We report a longitudinal study of 26 patients with medically intractable obsessive‐compulsive disorder (OCD) who were treated with psychosurgery and had a comprehensive follow‐up for a mean 10 years. Seventeen patients had combined orbitomedial and cingulate lesions, 6 cingulate lesions only and 3 orbitomedial lesions only. Eighteen patients were interviewed personally and lesions verified on magnetic resonance imaging scans in fourteen. On a 6‐point global rating scale, 10 (38%) patients had obvious improvement, another 6 (23%) showed mild improvement of doubtful clinical value, and the remaining 10 showed either no change (n= 6; 23%) or were judged to be worse (n= 4; 15%). Both obsessive and compulsive symptoms improved, and this change was independent of the changes in anxiety and depression scores. No significant predictors of improvement were identified. Patients with cingulate lesions only fared worse. Eight patients who had a second operation did not show much improvement. A comparison of a subgroup of patients with 10 matched nonsurgical OCD controls supported the contention that the improvement in OCD was attributable to the psychosurgery.

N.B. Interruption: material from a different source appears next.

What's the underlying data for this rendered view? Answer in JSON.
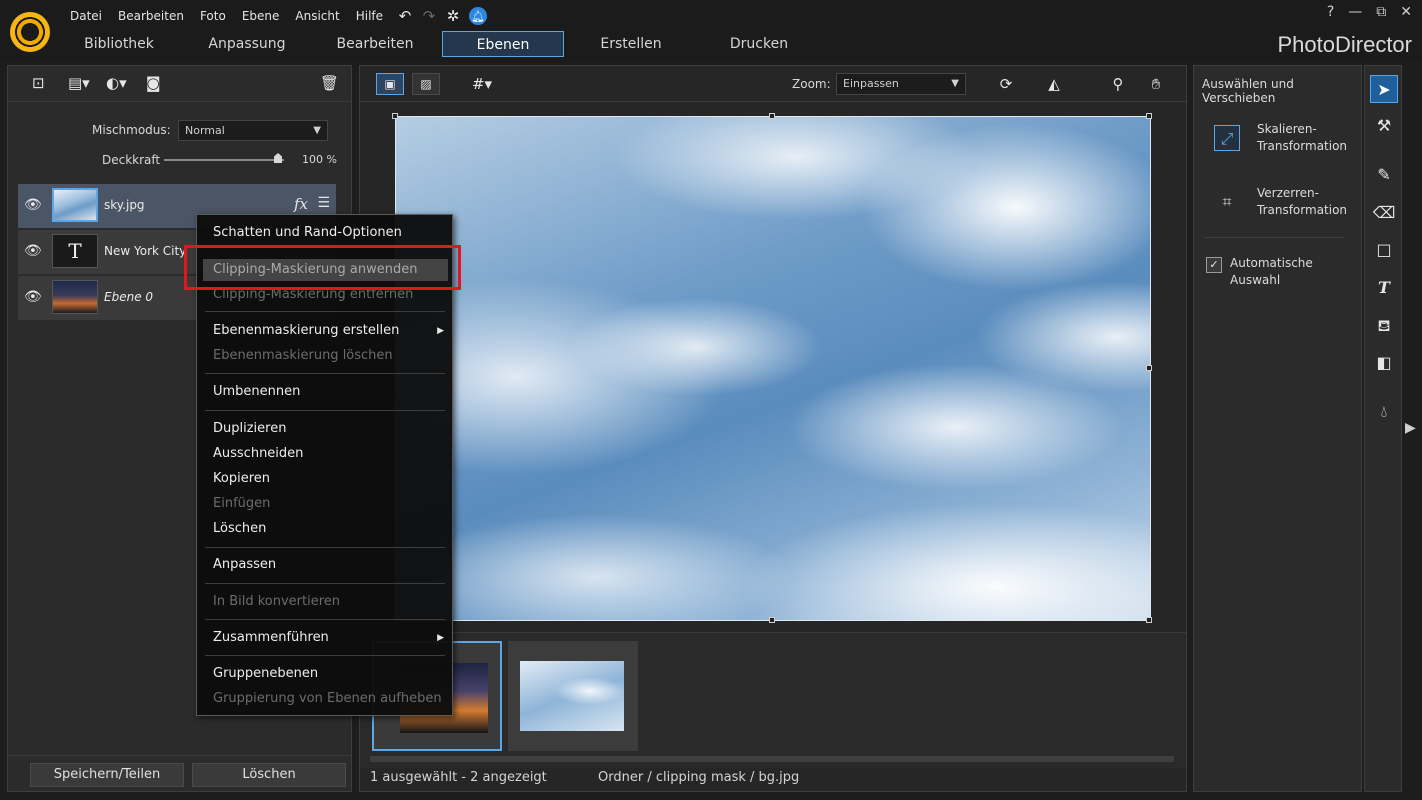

Important adverse effects in the stereotactic surgery group (n= 20) were epilepsy (1 patient) and personality change (2 patients). The psychosurgery group performed relatively poorly on the Wisconsin Card Sort Test but did not show any deterioration in Wechsler Intelligence and Memory scores.
|Number of pages||11|
|Journal||Acta Psychiatrica Scandinavica|
|Publication status||Published - 1993|
- obsessive‐compulsive disorder